* Website and app data records:
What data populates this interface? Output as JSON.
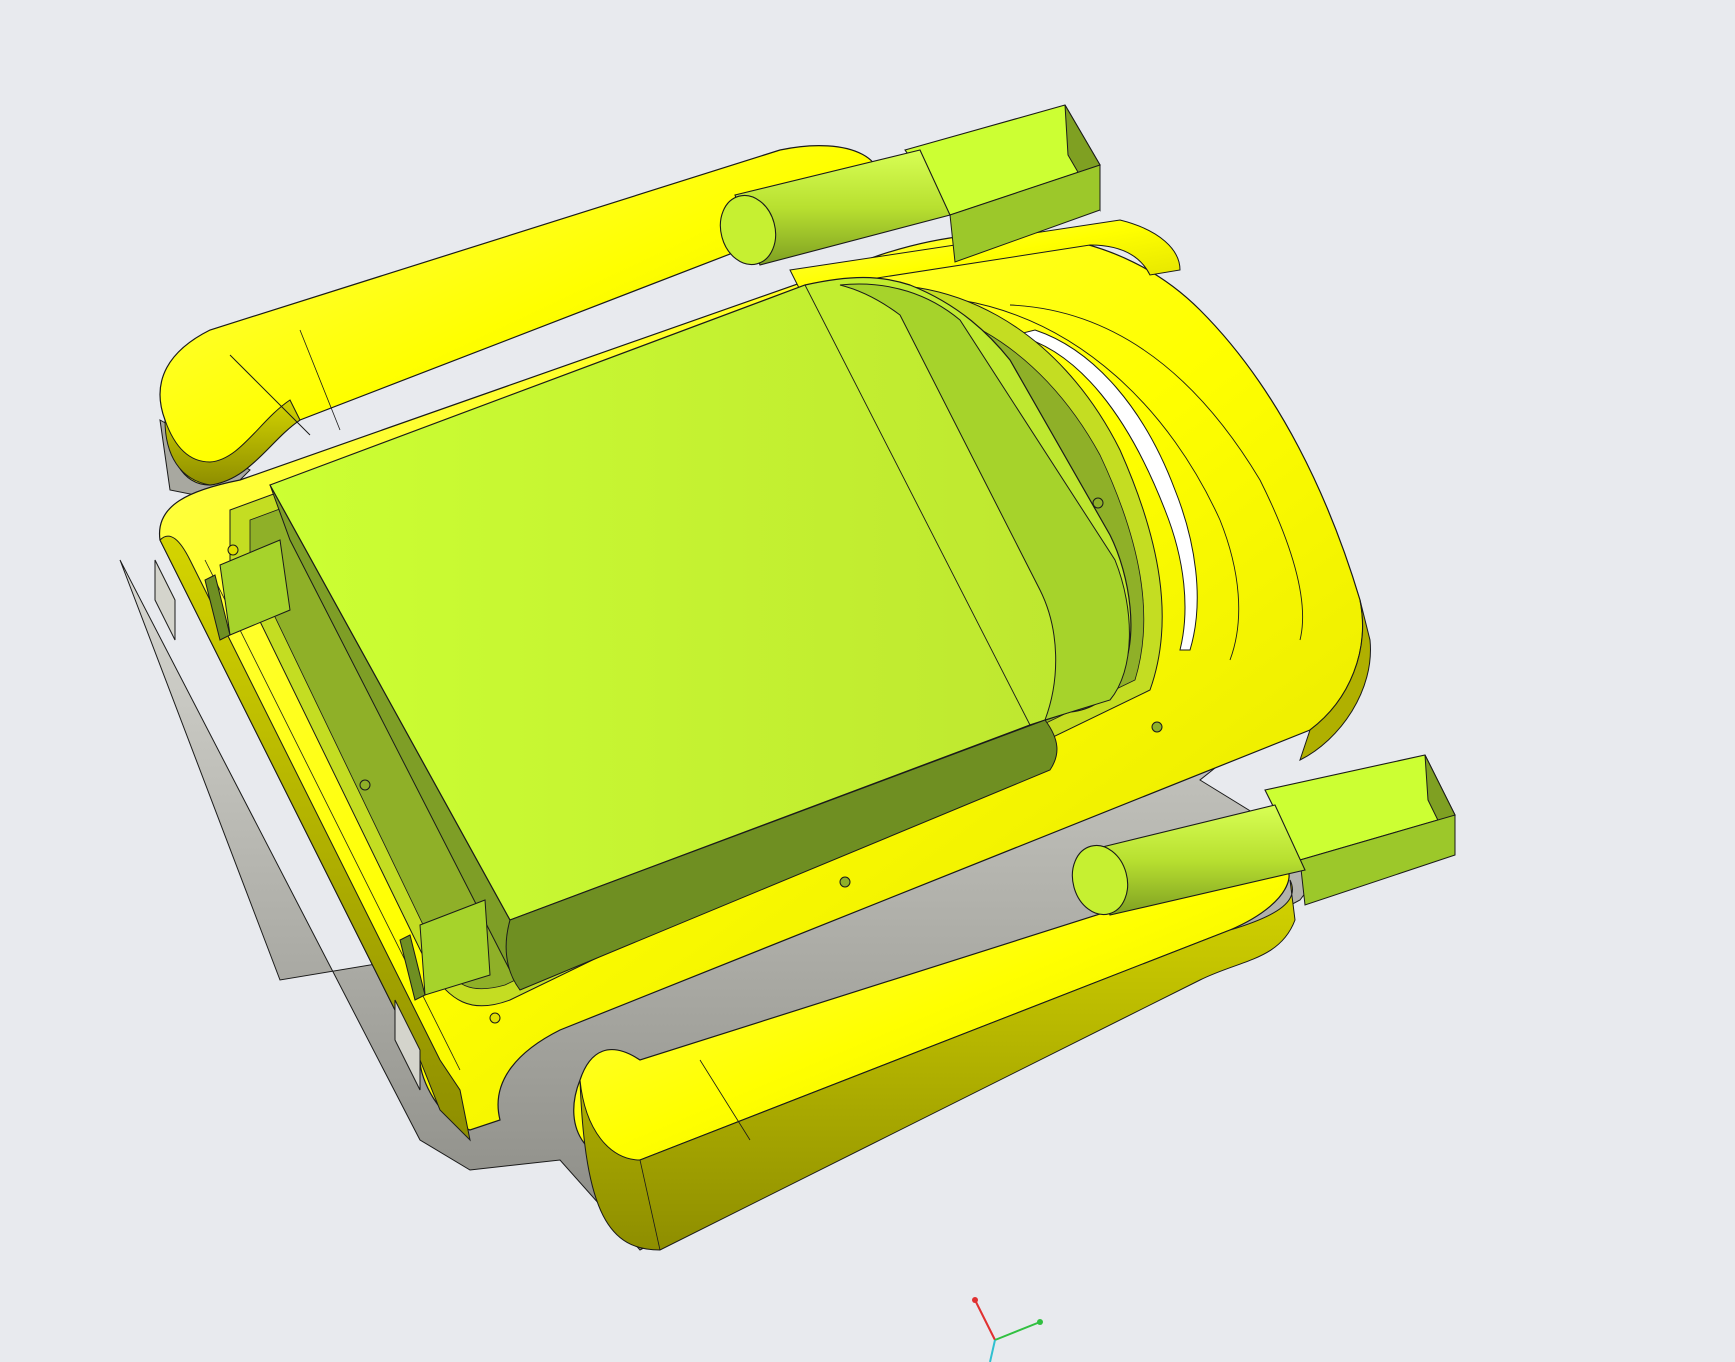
{
  "viewport": {
    "background_color": "#e8eaee",
    "render_mode": "shaded-with-edges"
  },
  "model": {
    "colors": {
      "housing_yellow": "#ffff00",
      "housing_yellow_shade": "#e6e600",
      "housing_dark_side": "#a3a300",
      "bottom_shell_grey": "#c8c8c0",
      "bottom_shell_dark": "#9a9a92",
      "part_lime": "#ccff33",
      "part_lime_mid": "#a8d42a",
      "part_lime_dark": "#6e8f22",
      "edge_line": "#1a1a1a"
    },
    "parts": [
      {
        "name": "lid",
        "icon": "box-icon"
      },
      {
        "name": "yellow-housing",
        "icon": "frame-icon"
      },
      {
        "name": "left-float",
        "icon": "capsule-icon"
      },
      {
        "name": "right-float",
        "icon": "capsule-icon"
      },
      {
        "name": "top-axle-block",
        "icon": "cylinder-icon"
      },
      {
        "name": "bottom-axle-block",
        "icon": "cylinder-icon"
      },
      {
        "name": "grey-bottom-shell",
        "icon": "shell-icon"
      }
    ]
  },
  "triad": {
    "x_color": "#e03030",
    "y_color": "#30c040",
    "z_color": "#30c0d0"
  }
}
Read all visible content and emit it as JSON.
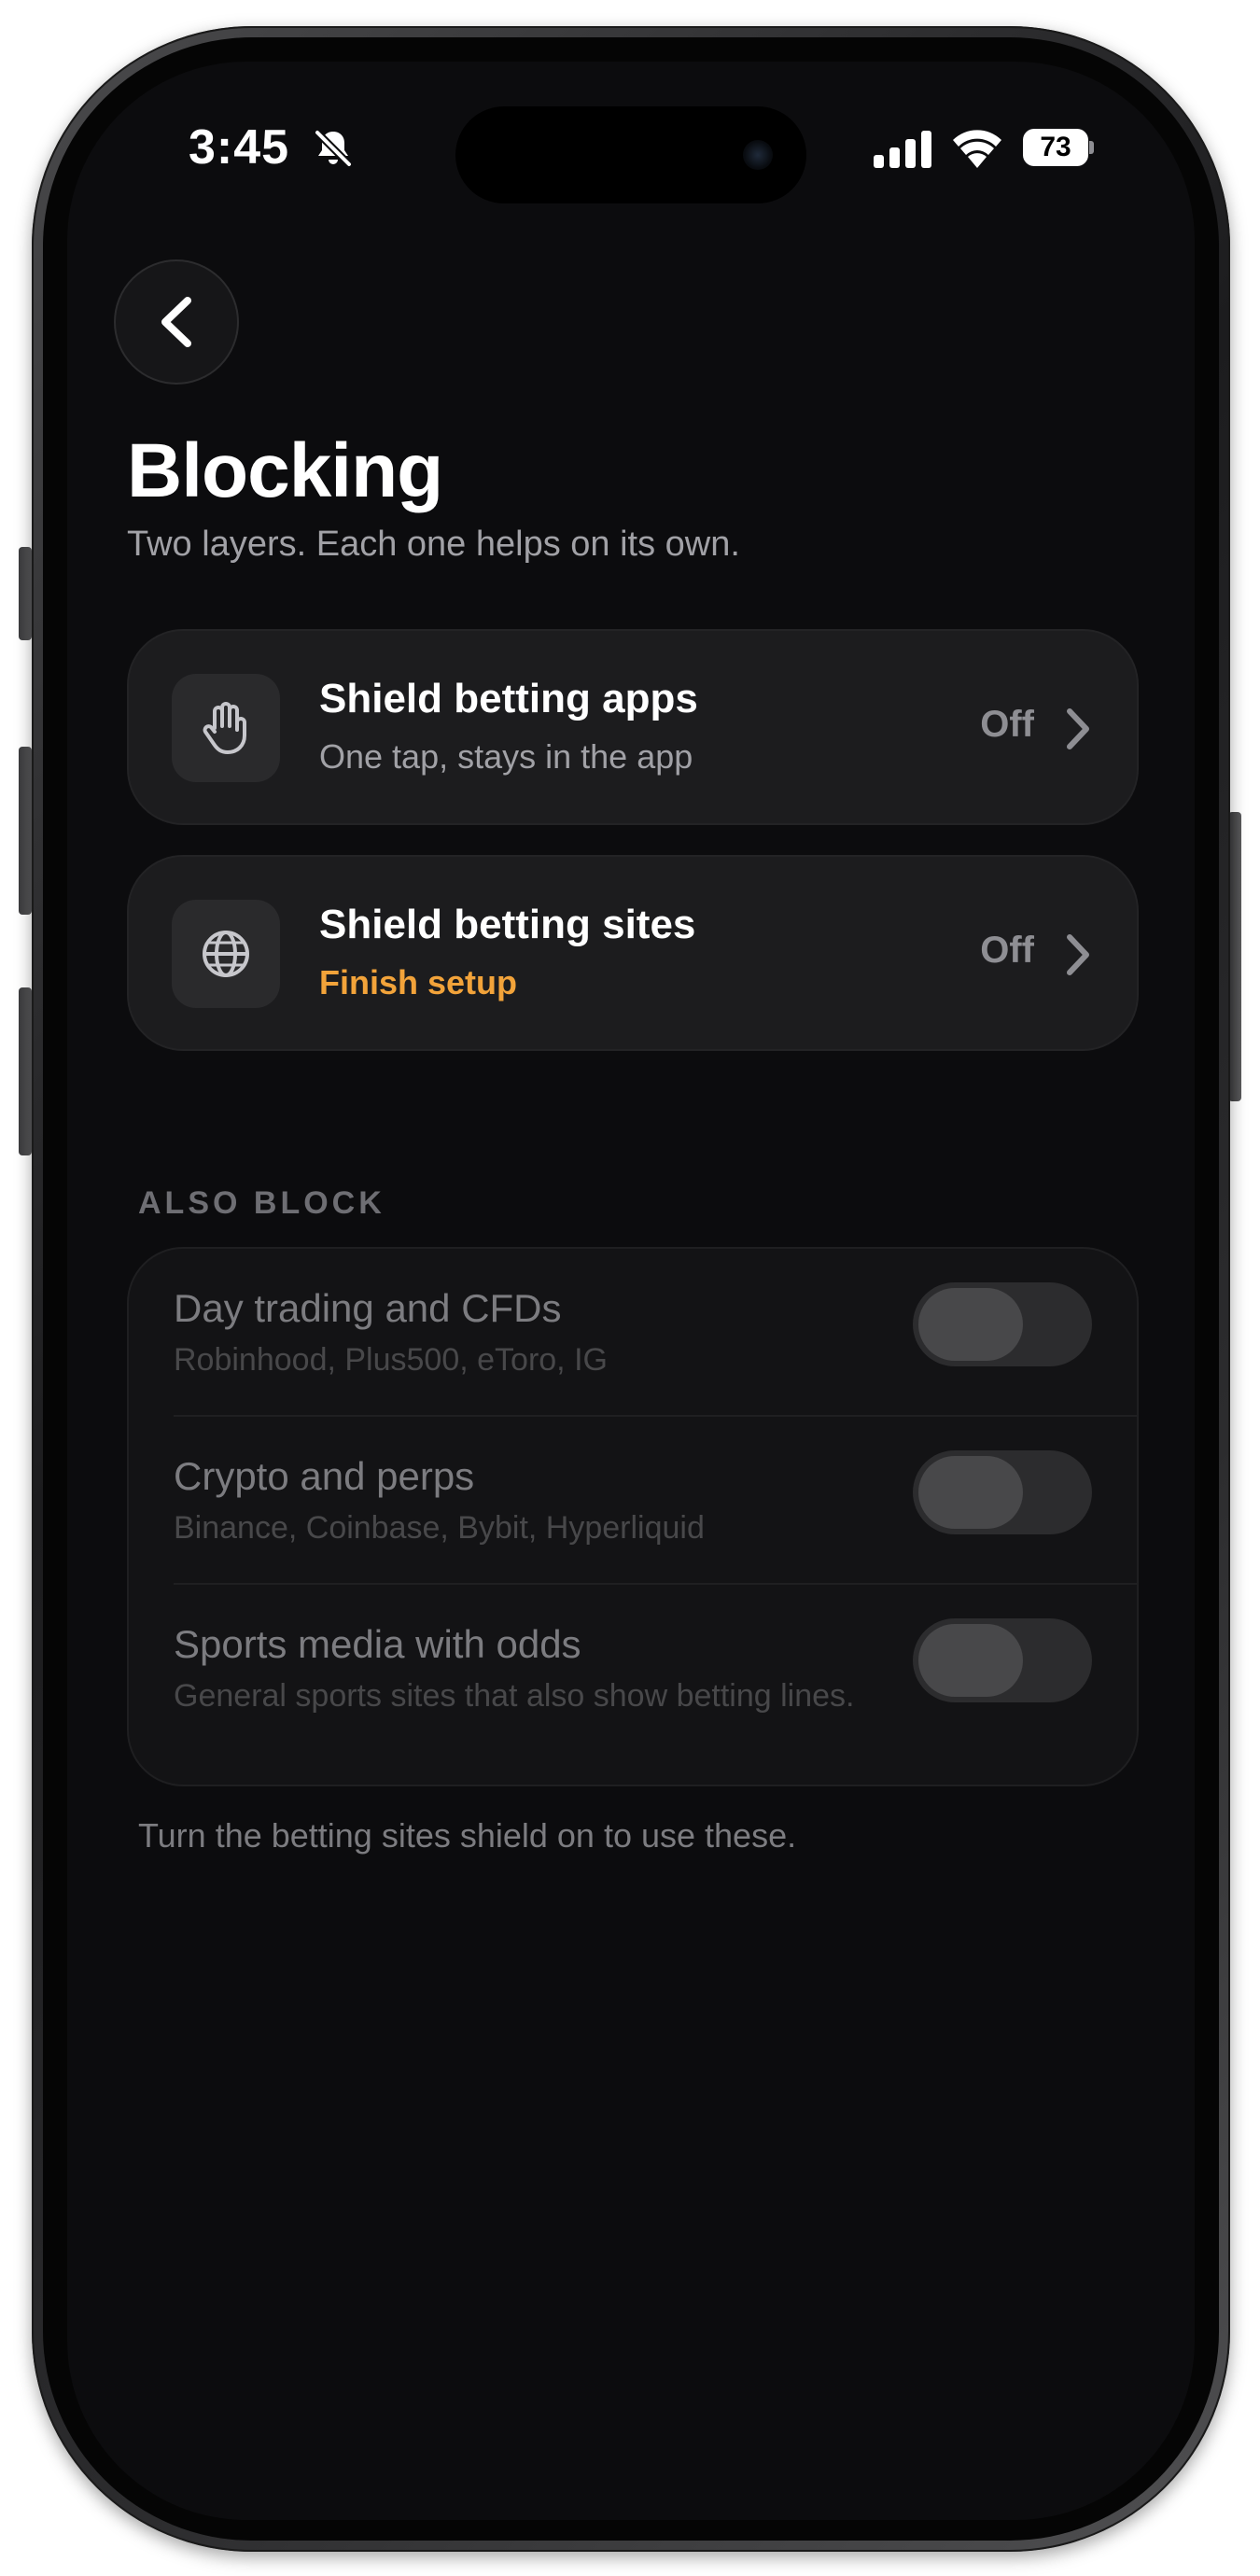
{
  "status_bar": {
    "time": "3:45",
    "battery": "73",
    "icons": [
      "bell-slash-icon",
      "cellular-signal-icon",
      "wifi-icon",
      "battery-icon"
    ]
  },
  "header": {
    "back_icon": "chevron-left-icon",
    "title": "Blocking",
    "subtitle": "Two layers. Each one helps on its own."
  },
  "shields": [
    {
      "icon": "hand-icon",
      "title": "Shield betting apps",
      "subtitle": "One tap, stays in the app",
      "status": "Off"
    },
    {
      "icon": "globe-icon",
      "title": "Shield betting sites",
      "subtitle": "Finish setup",
      "subtitle_color": "#f2a33a",
      "status": "Off"
    }
  ],
  "also_block": {
    "header": "ALSO BLOCK",
    "items": [
      {
        "title": "Day trading and CFDs",
        "subtitle": "Robinhood, Plus500, eToro, IG",
        "enabled": false
      },
      {
        "title": "Crypto and perps",
        "subtitle": "Binance, Coinbase, Bybit, Hyperliquid",
        "enabled": false
      },
      {
        "title": "Sports media with odds",
        "subtitle": "General sports sites that also show betting lines.",
        "enabled": false
      }
    ],
    "footnote": "Turn the betting sites shield on to use these."
  },
  "colors": {
    "background": "#0c0c0e",
    "card": "#1c1c1e",
    "accent_warning": "#f2a33a"
  }
}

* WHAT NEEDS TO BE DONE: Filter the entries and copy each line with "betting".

* EXERCISE RESULT:
      "title": "Shield betting apps",
      "title": "Shield betting sites",
        "subtitle": "General sports sites that also show betting lines.",
    "footnote": "Turn the betting sites shield on to use these."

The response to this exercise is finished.